After seeing Vigan's beauty at night and eating the really yummy and authentic empanada and going on a rainy tour of the Ilocos Norte, it was time for another tour. But this time we bade farewell to cramped tricycle interiors to make way for a classier way to go - the CALESA!
Calesas are horse-drawn carriages, and used to be the mode of transportation during the Spanish era. Today, the calesas are still used in Vigan to either tour people or as a regular public transport for the residents.
Kuya Richard, our tour guide/calesa driver for the day, has been doing this for 12 years now. He was just so game in answering my touristy questions about his work, his horse, and the calesa drivers' association (there are about 100 of them in Vigan).
Our first stop was the Crisologo Museum. Even before the Singsons came into power in Ilocos Sur, the Crisologos ruled the province. Even though they don't have a stronghold on Ilocos Sur, the family is still a household name in politics.
The museum is actually the family's ancestral home. It's an old bahay na bato (house made of stone), but the floorings and the walls are all made of wood, giving it a cozy, cool feel.
In the first floor of the house, we saw a caruaje (Kuya Richard said was used by Cesar Montano in his Jose Rizal film) and Floro Crisologo's (the patriarch and former Congressman of Ilocos Sur) old car.
We also saw the work desk of Floro Crisologo's wife, Carmeling. She was the first woman governor of the province.
Up on the second floor of the house is an entire room dedicated to Floro Crisologo. He was killed in 1970 while hearing mass at the Vigan Cathedral. In this room, they have on display the pants and shoes Floro wore the day he was killed.
The third floor is the main floor, where the huge sala (living room) is. The sala has HUGE windows that offer a nice view of the street, antique furniture, polished wooden floorboards, and different family portraits.
While looking around, we noticed that 2 of Floro's daughters were Scholasticans. Had to show this to Kim, go St. Scho!! :))
We also saw the husband and wife's room, which had a beautiful 4-poster bed, an old rotary phone, and the dresser of Carmeling with her wide collection of perfumes.
The room right beside the master's bedroom is Carmeling's walk-in closet. I swear she's like Imelda Marcos with her extensive collection of shoes and baro't sayas (a traditional Filipino dress). This is every FASHIONISTAS dream!!
The other room belonged to Bingbong Crisologo, now Quezon City's Congressman. Looking through his pictures, I realized I knew one of his sons. Edrick Crisologo happened to be a classmate of mine in DLSU, I just never really made the connection. But hey, it's fun to discover things about people later on.
We also saw the old-school kitchen with a WOODEN REFRIGERATOR. It looked weird and so much like everything came from the stone age.
Then there's the huge dining area, a place I assumed saw a lot of political meetings and discussions.

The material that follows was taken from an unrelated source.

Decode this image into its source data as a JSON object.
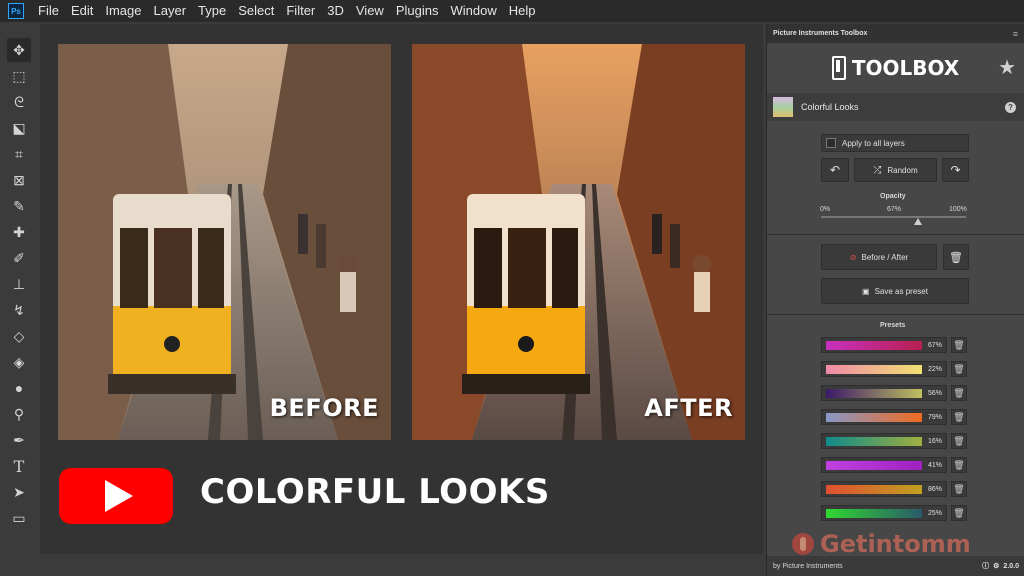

We left the Crisologo museum and hopped on board our calesa and let Kuya Richard and Michelle take us to the next museum. I'm not a fan of museums, but seeing these old houses and their wealth, you just can't help but get absorbed and fascinated with the things that they have.
A couple of lefts and rights, we got to the Sy Quia-Quirino mansion, also now a museum. But frankly speaking, this house is more well-maintained that the Crisologo's. We were welcomed by Rusty Sebastian-Ponce, a 5th generation Quirino, and the only one living in the mansion.

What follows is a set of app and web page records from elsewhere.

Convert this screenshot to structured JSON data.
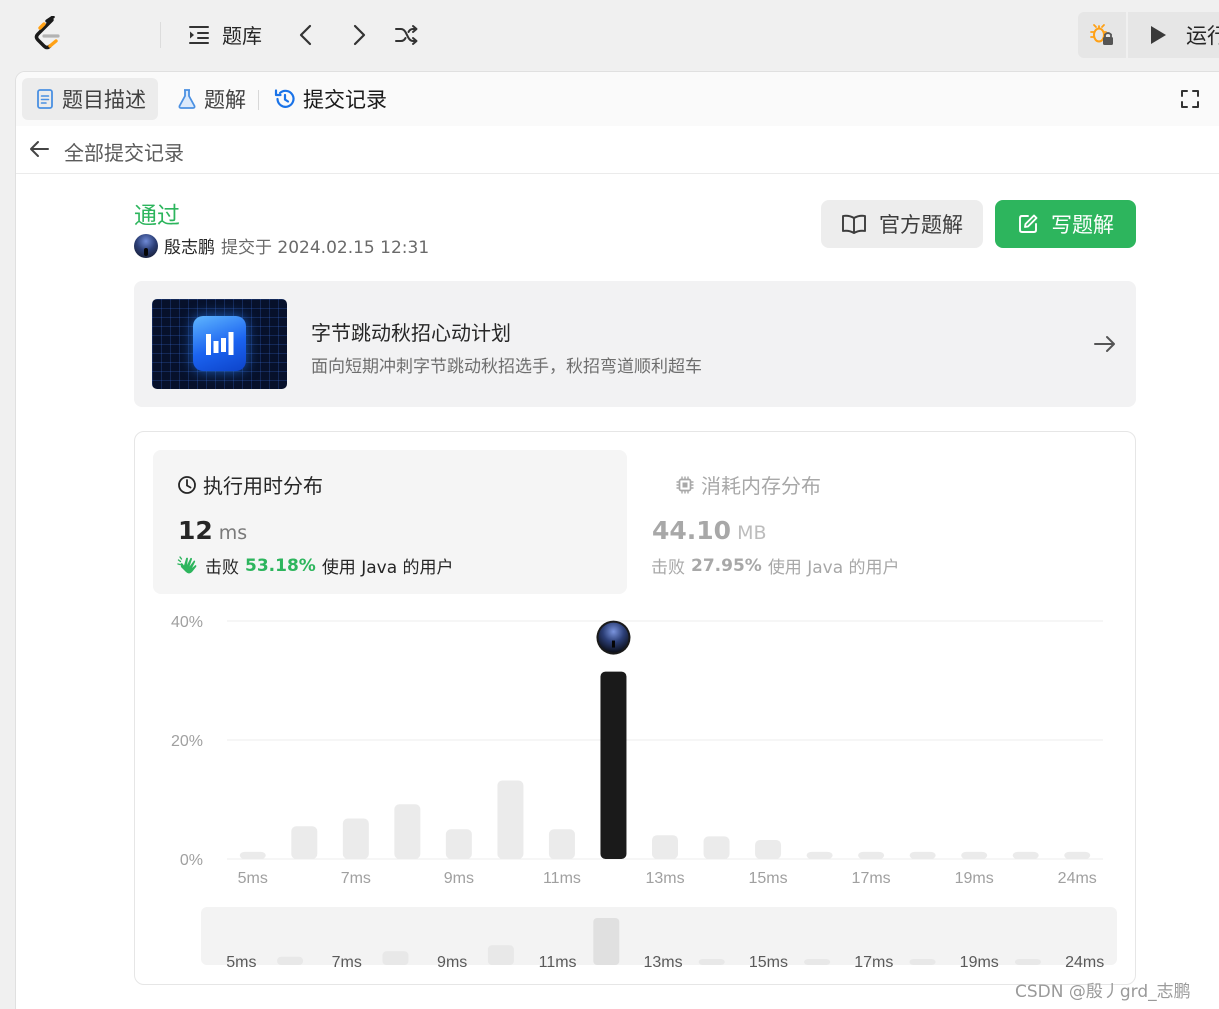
{
  "nav": {
    "problem_list_label": "题库",
    "run_label": "运行"
  },
  "tabs": [
    {
      "label": "题目描述"
    },
    {
      "label": "题解"
    },
    {
      "label": "提交记录"
    }
  ],
  "back": {
    "label": "全部提交记录"
  },
  "submission": {
    "status": "通过",
    "author": "殷志鹏",
    "submitted_at": "提交于 2024.02.15 12:31",
    "official_solution_label": "官方题解",
    "write_solution_label": "写题解"
  },
  "banner": {
    "title": "字节跳动秋招心动计划",
    "subtitle": "面向短期冲刺字节跳动秋招选手，秋招弯道顺利超车"
  },
  "runtime": {
    "title": "执行用时分布",
    "value": "12",
    "unit": "ms",
    "beat_prefix": "击败",
    "beat_pct": "53.18%",
    "beat_suffix": "使用 Java 的用户"
  },
  "memory": {
    "title": "消耗内存分布",
    "value": "44.10",
    "unit": "MB",
    "beat_prefix": "击败",
    "beat_pct": "27.95%",
    "beat_suffix": "使用 Java 的用户"
  },
  "chart_data": {
    "type": "bar",
    "ylabel": "",
    "xlabel": "",
    "yticks": [
      "0%",
      "20%",
      "40%"
    ],
    "ylim": [
      0,
      40
    ],
    "grid": true,
    "categories": [
      "5ms",
      "6ms",
      "7ms",
      "8ms",
      "9ms",
      "10ms",
      "11ms",
      "12ms",
      "13ms",
      "14ms",
      "15ms",
      "16ms",
      "17ms",
      "18ms",
      "19ms",
      "20ms",
      "24ms"
    ],
    "xtick_labels": [
      "5ms",
      "7ms",
      "9ms",
      "11ms",
      "13ms",
      "15ms",
      "17ms",
      "19ms",
      "24ms"
    ],
    "values": [
      1.2,
      5.5,
      6.8,
      9.2,
      5.0,
      13.2,
      5.0,
      31.5,
      4.0,
      3.8,
      3.2,
      1.2,
      1.2,
      1.2,
      1.2,
      1.2,
      1.2
    ],
    "highlight_category": "12ms",
    "colors": {
      "bar": "#ebebeb",
      "highlight": "#1a1a1a",
      "grid": "#ececec",
      "tick": "#a0a0a0"
    },
    "overview": {
      "labels": [
        "5ms",
        "7ms",
        "9ms",
        "11ms",
        "13ms",
        "15ms",
        "17ms",
        "19ms",
        "24ms"
      ]
    }
  },
  "watermark": "CSDN @殷丿grd_志鹏"
}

We went up to the 2nd floor, and saw the beautiful and spacious ante-sala. They had a replica of the Spoliarium (Juan Luna's famous painting, a mirror with an 18-karat gold border, a beautiful grandfather's clock (being a fan of watches and timepieces, I really wanted to take it home with me), and a vase that came from the Emperor of China during the Ming Dynasty.
This would be the main sala with those dainty furniture and huge windows that make the room glow.
This is the dining room. Those "drapes" actually have 2 purposes - to ward off flies and to fan the people dining.
Looking out into the window of the dining room, you see the courtyard which Rusty says is the coolest part of the mansion.
The family is also deeply religious. They have their own chapel in the middle of the house which housed antique statues of saints. I fell in love with the crucifix! I used to be open to the public, but some tourist who wanted a keepsake stole the head of one the statues. So now the chapel can only be viewed from the outside.
As we toured the house, I completely forgot that Cory Quirino, fitness and beauty expert, is related to Pres. Elpidio Quirino. She was my former editor-in-chief when I was still in the publishing world, and it was just so nice to see her roots. Mabuhay ang mga Ilocana! :))
Downstairs, Rusty asked us to pose in front of the caruaje and the portrait of the former president Elpidio Quirino.
Just a reminder for the tourists who plan on going to these museums, please donate. Your donations are used to help in the up-keep of the houses. In the Sy Quia-Quirino mansion, donations are at P20 per person. In the Crisologo house, any amount will do.
They have priceless stuff in those house so maintaining them is real job! And it's one of the best ways to understand the culture of Ilocos Sur.
For part 4 of our Ilocos tour: Chavit Singson's Baluarte! :)